Since our last update there were two publications on our blog.
The first one refers to an example where the capability of two inputs and two outputs on Red Pitaya was used. Scripts, tools and explanations were provided for the generation of Lissajou figures. Would you dare generating curves like this one?
It may be easier by starting with the script provided and addressing the variations of parameters as described in the "recipe".
Next, if you are interested in winning a Red Pitaya, yesterday we announced an award:
You may find the announcement, conditions and rules HERE. Quite a few persons proposed their ideas since the announcement, gaining the first votes already.
The above question had been asked soooo many times during the design of Red Pitaya. It only took us one apparently obvious but not so easy and simple thing to do. It was not problem to give it to someone and let him/her try it. It was hard not to explain and get involved in the game. The only thing allowed was – to watch and listen.
Below you can have a peek into how we were actually doing the “bug tracing”.
Yes, it seems we have to be more specific about this network cable. And more clear about the network attached instrument.
Thanks Kevin, Thanks Michael. And thank you for backing us.
ps.: Next blog (you may expect a bit more technical blog at teh end of the week)
We thought to focus on technical topics sometimes. So this is a short version of the update, published a few days ago on the Red Pitaya web page.
It is always a pleasure to see people finding ways to use tools like Red Pitaya. On the Red Pitaya Comments page Guillaume reported about his quick one-hour project – calling the Acquire function from LabView. It works just fine. So now Red Pitaya can be run from LabView. Excellent! And thanks Guillaume for sharing! The mastered tools are always the best.

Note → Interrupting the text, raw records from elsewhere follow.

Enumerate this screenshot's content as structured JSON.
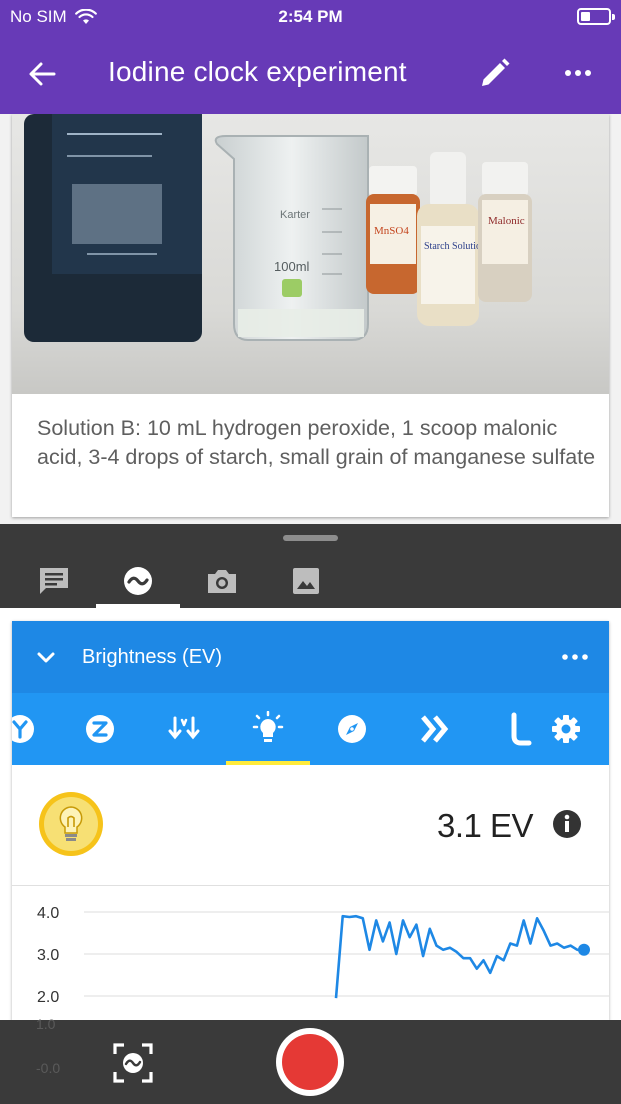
{
  "status_bar": {
    "carrier": "No SIM",
    "time": "2:54 PM"
  },
  "app_bar": {
    "title": "Iodine clock experiment"
  },
  "note": {
    "photo_labels": {
      "beaker_brand": "Karter",
      "beaker_volume": "100ml",
      "bottle_1": "MnSO4",
      "bottle_2": "Starch Solution",
      "bottle_3": "Malonic",
      "bottle_2_label": "Starch Solution"
    },
    "caption": "Solution B: 10 mL hydrogen peroxide, 1 scoop malonic acid, 3-4 drops of starch, small grain of manganese sulfate"
  },
  "tool_tabs": [
    {
      "icon": "note-icon"
    },
    {
      "icon": "sensor-icon",
      "active": true
    },
    {
      "icon": "camera-icon"
    },
    {
      "icon": "gallery-icon"
    }
  ],
  "sensor": {
    "name": "Brightness (EV)",
    "value": "3.1 EV",
    "tabs": [
      "accel-y-icon",
      "accel-z-icon",
      "linear-accel-icon",
      "brightness-icon",
      "compass-icon",
      "magnetometer-icon",
      "pitch-icon",
      "settings-icon"
    ],
    "active_tab": "brightness-icon"
  },
  "chart_data": {
    "type": "line",
    "ylim": [
      -0.2,
      4.4
    ],
    "yticks": [
      "4.0",
      "3.0",
      "2.0",
      "1.0",
      "-0.0"
    ],
    "series": [
      {
        "values": [
          1.95,
          3.9,
          3.88,
          3.9,
          3.85,
          3.1,
          3.8,
          3.3,
          3.75,
          3.0,
          3.8,
          3.4,
          3.7,
          2.95,
          3.6,
          3.2,
          3.1,
          3.15,
          3.05,
          2.9,
          2.9,
          2.65,
          2.85,
          2.55,
          2.95,
          2.85,
          3.25,
          3.2,
          3.8,
          3.25,
          3.85,
          3.55,
          3.2,
          3.25,
          3.15,
          3.2,
          3.1,
          3.1
        ]
      }
    ],
    "colors": {
      "line": "#1e88e5",
      "grid": "#dedede"
    }
  },
  "bottom_bar": {
    "ghost_ticks": [
      "1.0",
      "-0.0"
    ]
  },
  "colors": {
    "header": "#673ab7",
    "sensor_header": "#1e88e5",
    "sensor_tabs": "#2196f3",
    "record": "#e53935",
    "tab_indicator": "#ffeb3b"
  }
}
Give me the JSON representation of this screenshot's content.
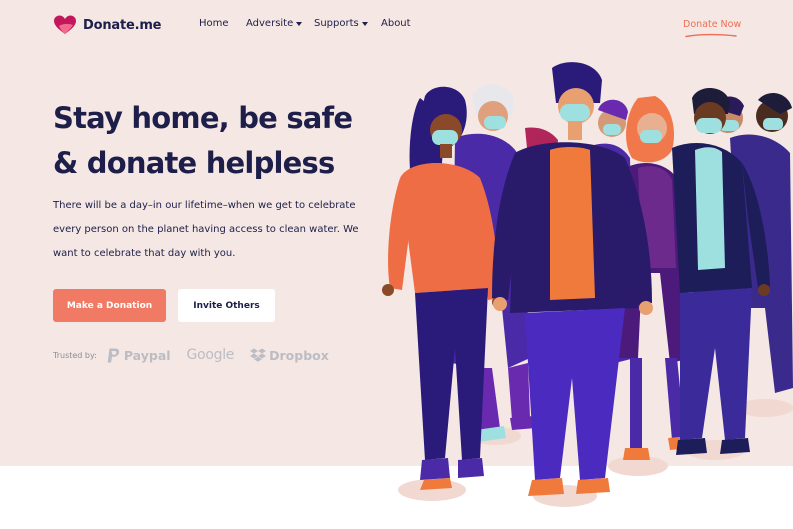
{
  "brand": {
    "name": "Donate.me",
    "logo_icon": "heart-icon"
  },
  "nav": {
    "items": [
      {
        "label": "Home",
        "dropdown": false
      },
      {
        "label": "Adversite",
        "dropdown": true
      },
      {
        "label": "Supports",
        "dropdown": true
      },
      {
        "label": "About",
        "dropdown": false
      }
    ],
    "cta": "Donate Now"
  },
  "hero": {
    "headline_line1": "Stay home, be safe",
    "headline_line2": "& donate helpless",
    "description_lines": [
      "There will be a day–in our lifetime–when we get to celebrate",
      "every person on the planet having access to clean water. We",
      "want to celebrate that day with you."
    ],
    "primary_button": "Make a Donation",
    "secondary_button": "Invite Others"
  },
  "trusted": {
    "label": "Trusted by:",
    "logos": [
      "Paypal",
      "Google",
      "Dropbox"
    ]
  },
  "colors": {
    "hero_bg": "#f5e7e3",
    "navy": "#1d1f4a",
    "accent": "#f07a63",
    "logo_gray": "#bcbdc4"
  }
}
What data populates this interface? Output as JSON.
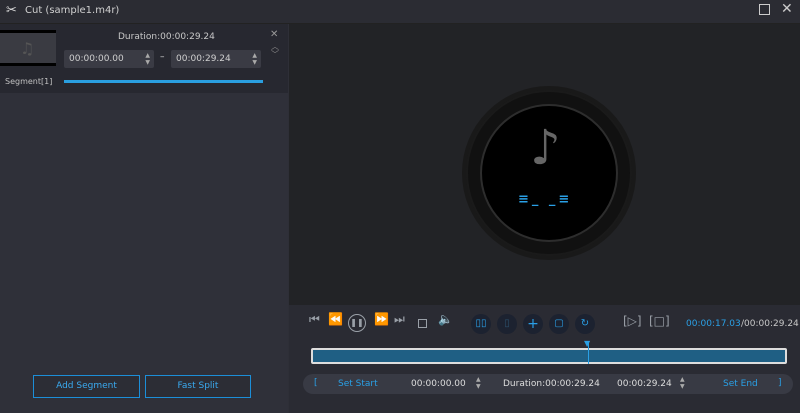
{
  "window": {
    "title": "Cut (sample1.m4r)"
  },
  "segment": {
    "duration": "Duration:00:00:29.24",
    "start": "00:00:00.00",
    "end": "00:00:29.24",
    "dash": "–",
    "label": "Segment[1]"
  },
  "left_buttons": {
    "add_segment": "Add Segment",
    "fast_split": "Fast Split"
  },
  "player": {
    "current_time": "00:00:17.03",
    "total_time": "/00:00:29.24",
    "progress_fraction": 0.5825
  },
  "bottom_bar": {
    "set_start": "Set Start",
    "start_time": "00:00:00.00",
    "duration": "Duration:00:00:29.24",
    "end_time": "00:00:29.24",
    "set_end": "Set End",
    "bracket_open": "[",
    "bracket_close": "]"
  },
  "colors": {
    "accent": "#1c8ed8",
    "timeline": "#1f5f84"
  }
}
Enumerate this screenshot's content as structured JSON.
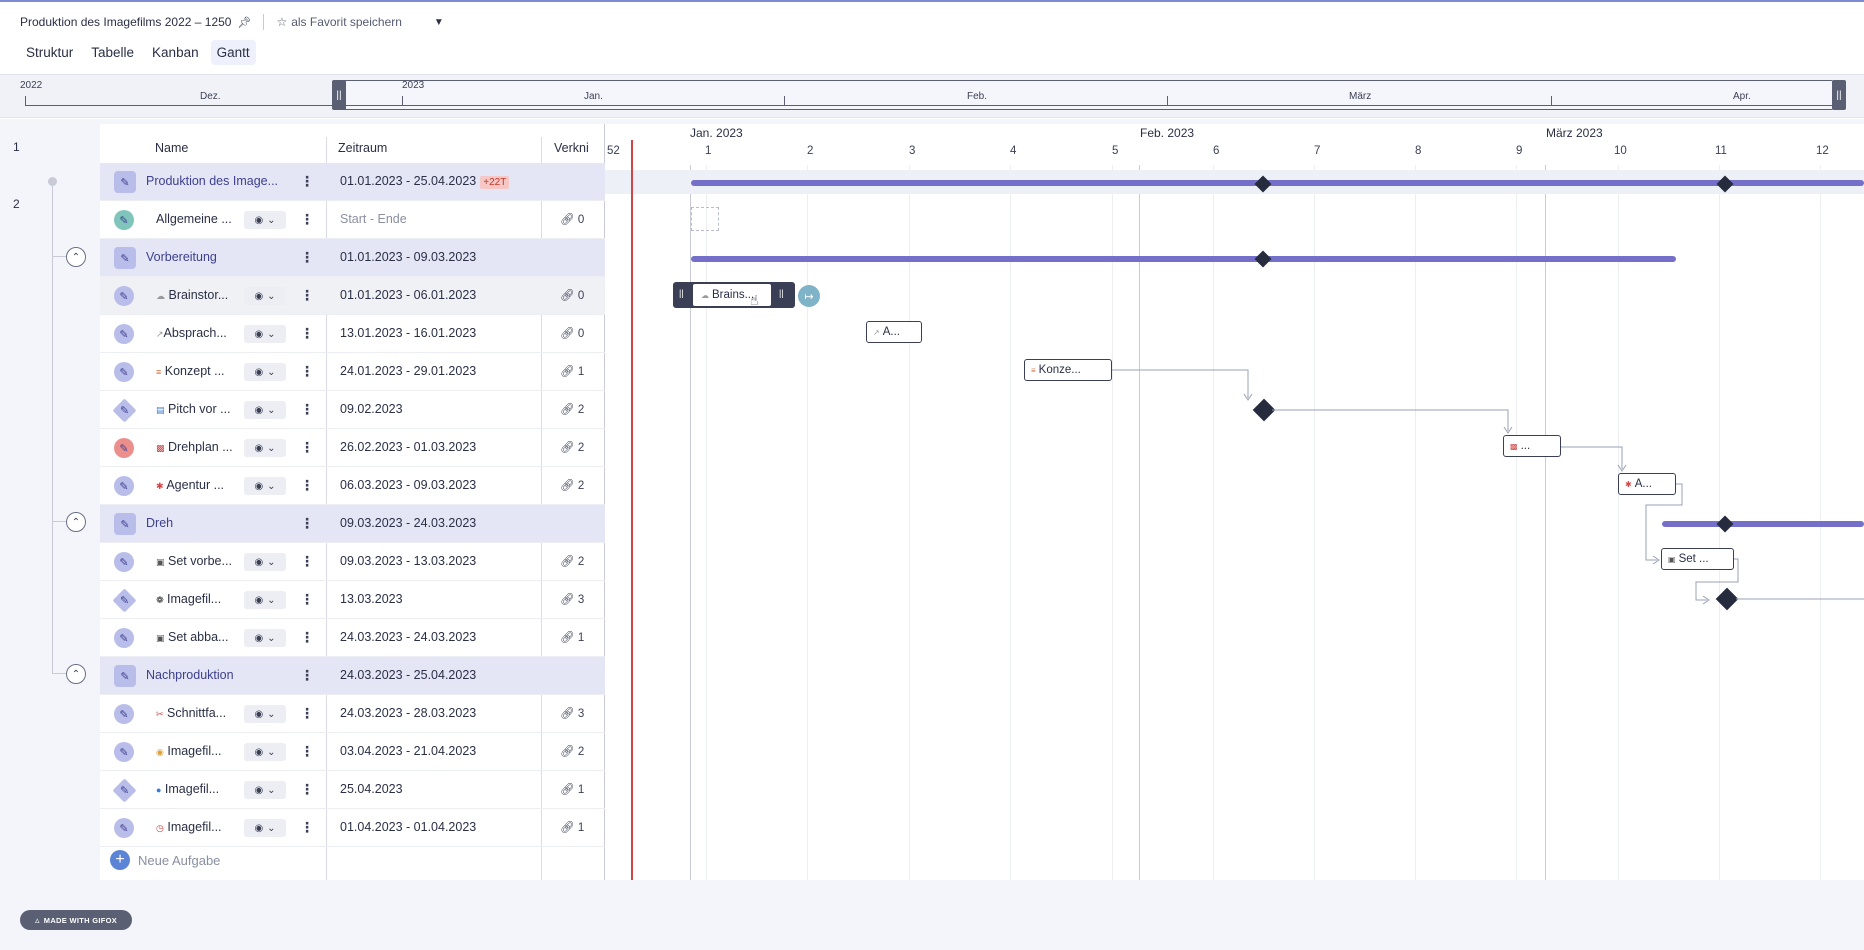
{
  "project": {
    "title": "Produktion des Imagefilms 2022 – 1250",
    "favorite_label": "als Favorit speichern"
  },
  "tabs": [
    {
      "label": "Struktur",
      "active": false
    },
    {
      "label": "Tabelle",
      "active": false
    },
    {
      "label": "Kanban",
      "active": false
    },
    {
      "label": "Gantt",
      "active": true
    }
  ],
  "timeline": {
    "years": [
      "2022",
      "2023"
    ],
    "months": [
      "Dez.",
      "Jan.",
      "Feb.",
      "März",
      "Apr."
    ]
  },
  "table": {
    "row_numbers": [
      "1",
      "2"
    ],
    "headers": {
      "name": "Name",
      "period": "Zeitraum",
      "links": "Verkni"
    },
    "new_task_label": "Neue Aufgabe",
    "rows": [
      {
        "name": "Produktion des Image...",
        "date": "01.01.2023 - 25.04.2023",
        "badge": "+22T",
        "links": "",
        "group": true
      },
      {
        "name": "Allgemeine ...",
        "date": "Start - Ende",
        "links": "0",
        "group": false
      },
      {
        "name": "Vorbereitung",
        "date": "01.01.2023 - 09.03.2023",
        "links": "",
        "group": true
      },
      {
        "name": "Brainstor...",
        "date": "01.01.2023 - 06.01.2023",
        "links": "0",
        "group": false
      },
      {
        "name": "Absprach...",
        "date": "13.01.2023 - 16.01.2023",
        "links": "0",
        "group": false
      },
      {
        "name": "Konzept ...",
        "date": "24.01.2023 - 29.01.2023",
        "links": "1",
        "group": false
      },
      {
        "name": "Pitch vor ...",
        "date": "09.02.2023",
        "links": "2",
        "group": false
      },
      {
        "name": "Drehplan ...",
        "date": "26.02.2023 - 01.03.2023",
        "links": "2",
        "group": false
      },
      {
        "name": "Agentur ...",
        "date": "06.03.2023 - 09.03.2023",
        "links": "2",
        "group": false
      },
      {
        "name": "Dreh",
        "date": "09.03.2023 - 24.03.2023",
        "links": "",
        "group": true
      },
      {
        "name": "Set vorbe...",
        "date": "09.03.2023 - 13.03.2023",
        "links": "2",
        "group": false
      },
      {
        "name": "Imagefil...",
        "date": "13.03.2023",
        "links": "3",
        "group": false
      },
      {
        "name": "Set abba...",
        "date": "24.03.2023 - 24.03.2023",
        "links": "1",
        "group": false
      },
      {
        "name": "Nachproduktion",
        "date": "24.03.2023 - 25.04.2023",
        "links": "",
        "group": true
      },
      {
        "name": "Schnittfa...",
        "date": "24.03.2023 - 28.03.2023",
        "links": "3",
        "group": false
      },
      {
        "name": "Imagefil...",
        "date": "03.04.2023 - 21.04.2023",
        "links": "2",
        "group": false
      },
      {
        "name": "Imagefil...",
        "date": "25.04.2023",
        "links": "1",
        "group": false
      },
      {
        "name": "Imagefil...",
        "date": "01.04.2023 - 01.04.2023",
        "links": "1",
        "group": false
      }
    ]
  },
  "gantt": {
    "months": [
      "Jan. 2023",
      "Feb. 2023",
      "März 2023"
    ],
    "weeks": [
      "52",
      "1",
      "2",
      "3",
      "4",
      "5",
      "6",
      "7",
      "8",
      "9",
      "10",
      "11",
      "12"
    ],
    "tasks": {
      "brainstorm": "Brains...",
      "absprache": "A...",
      "konzept": "Konze...",
      "drehplan": "...",
      "agentur": "A...",
      "set": "Set ..."
    }
  },
  "footer": {
    "badge": "MADE WITH GIFOX"
  }
}
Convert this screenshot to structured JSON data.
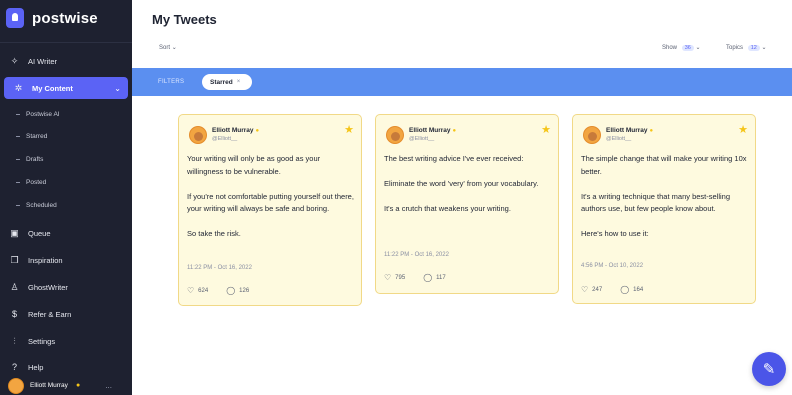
{
  "app": {
    "name": "postwise"
  },
  "sidebar": {
    "items": [
      {
        "label": "AI Writer",
        "icon": "sparkle-icon"
      },
      {
        "label": "My Content",
        "icon": "grid-icon"
      },
      {
        "label": "Queue",
        "icon": "calendar-icon"
      },
      {
        "label": "Inspiration",
        "icon": "book-icon"
      },
      {
        "label": "GhostWriter",
        "icon": "ghost-icon"
      },
      {
        "label": "Refer & Earn",
        "icon": "dollar-icon"
      },
      {
        "label": "Settings",
        "icon": "sliders-icon"
      },
      {
        "label": "Help",
        "icon": "help-icon"
      }
    ],
    "sub_items": [
      {
        "label": "Postwise AI"
      },
      {
        "label": "Starred"
      },
      {
        "label": "Drafts"
      },
      {
        "label": "Posted"
      },
      {
        "label": "Scheduled"
      }
    ],
    "profile": {
      "name": "Elliott Murray",
      "more": "..."
    }
  },
  "header": {
    "title": "My Tweets"
  },
  "toolbar": {
    "sort_label": "Sort",
    "show_label": "Show",
    "show_value": "36",
    "topics_label": "Topics",
    "topics_value": "12"
  },
  "filter": {
    "label": "FILTERS",
    "chip": "Starred",
    "chip_close": "×"
  },
  "cards": [
    {
      "name": "Elliott Murray",
      "handle": "@Elliott__",
      "paragraphs": [
        "Your writing will only be as good as your willingness to be vulnerable.",
        "If you're not comfortable putting yourself out there, your writing will always be safe and boring.",
        "So take the risk."
      ],
      "time": "11:22 PM - Oct 16, 2022",
      "likes": "624",
      "replies": "126"
    },
    {
      "name": "Elliott Murray",
      "handle": "@Elliott__",
      "paragraphs": [
        "The best writing advice I've ever received:",
        "Eliminate the word 'very' from your vocabulary.",
        "It's a crutch that weakens your writing."
      ],
      "time": "11:22 PM - Oct 16, 2022",
      "likes": "795",
      "replies": "117"
    },
    {
      "name": "Elliott Murray",
      "handle": "@Elliott__",
      "paragraphs": [
        "The simple change that will make your writing 10x better.",
        "It's a writing technique that many best-selling authors use, but few people know about.",
        "Here's how to use it:"
      ],
      "time": "4:56 PM - Oct 10, 2022",
      "likes": "247",
      "replies": "164"
    }
  ],
  "colors": {
    "sidebar_bg": "#1e2130",
    "accent": "#5b63f5",
    "filter_bar": "#5b8ff0",
    "card_bg": "#fefadf",
    "star": "#f5c518"
  }
}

Why not continuing in a more technical way today? A few posts ago we were mentioning Drew’s evaluation of Red Pitaya (VK4ZXI). As well as several other persons he made a point about sine representation being a bit squarey. Looking at it, well, the sine is a lot squarey, not only a bit!
The thing was that samples were shown just as they were acquired. Nevertheless, one can go further by PROPERLY interpolating the samples. We emphasize: it has to be done properly. Sampling theory says that a bandwidth limited signal can be entirely represented by its samples if sampling frequency is at least 2 times the bandwidth occupied by the signal.
In Red Pitaya blog we show the complete recipe about how to do the interpolation (works well with both, Octave and Matlab), shown from the very first steps. The procedure is commented for the example of interpolation of the 32 MHz signal.
The interpolation at sampling rate of 1.25 GS/s (!) in red, over the original samples shown with blue crosses.
This example also presents an effective method for prototyping and verifying new algorithms on Red Pitaya before their implementation at lower levels.
To make it easy, the scripts in full format, i.e. fully commented, are available in our source code repository HERE. One may either copy the scripts or alternatively download the complete repository from here.
What a mistake! Let's start from where we last left off: We shipped all the units.
When the last Red Pitayas from this batch were about to hit the road, we saw Stephen Casey's comment - “My Red Pitaya was delivered this morning.” For a day or two, things were rolling out smoothly.
From this side of the screen it was actually a lot of fun to read your comments. Some of you were frightened, still asking about the tracking number, while others were happily stoking the flame: “Got mine! Wow!”
We would normally put a picture here – but there’s no photo that describes the excitement, anxiety, and the atmosphere better than a simple screenshot of your Kickstarter comments:
And yes, well, we have to admit, there were a few slips – Murphy for example hid the SMA/BNC adapters of Mark's Red Pitaya, but then Mark's comment on the www.redpitaya.com support page was answered, and the problem was solved.
Hermann Fellner commented: “Received my Red Pitaya today. I must admit, out of every project I've backed, in terms of communication, product quality and even details such as packaging this has been - hands down - the most professional project ever. Great work!” Thanks! We thought it should have been done professionally, so we did our best. Even so, a comment like that, a tap on the shoulder, feels great. So thanks to everyone giving us feedback.
Once people got their Red Pitayas, they started to have a closer look at what it was, evaluating its performance.
There were comments and also inquiries via our support pages regarding the offsets and the calibration. The existing solution is not really user friendly, so for now we’ll describe it in the User’s Manual. Regardless, if someone wants to prepare a n00b’s script on how to do this calibration, we’d love for you to share it with the community.
Some rather detailed analysis is on the web – Henner Zeller goes into details on Google+, and you can find a link to Drew’s report in one of his comments on www.redpitaya.com. Not just praise, bugs too! Excellent feedback!
Additionally, while we noticed a few branches from our source code on GitHub, you asked us about the details of continuing the development of your own applications. This is why we have added and updated our instructions a couple of times.
In the next few days an even bigger modification of the Backyard is planned. And then we’d like to announce – wait! Not just yet – let’s build some anticipation. This announcement will be the topic of our next blog.
And we thought the job was done.
Thanks for being with us,
The Red Pitaya Team
(p.s. Together with some additional information this update is mirrored on www.redpitaya.com - Blog)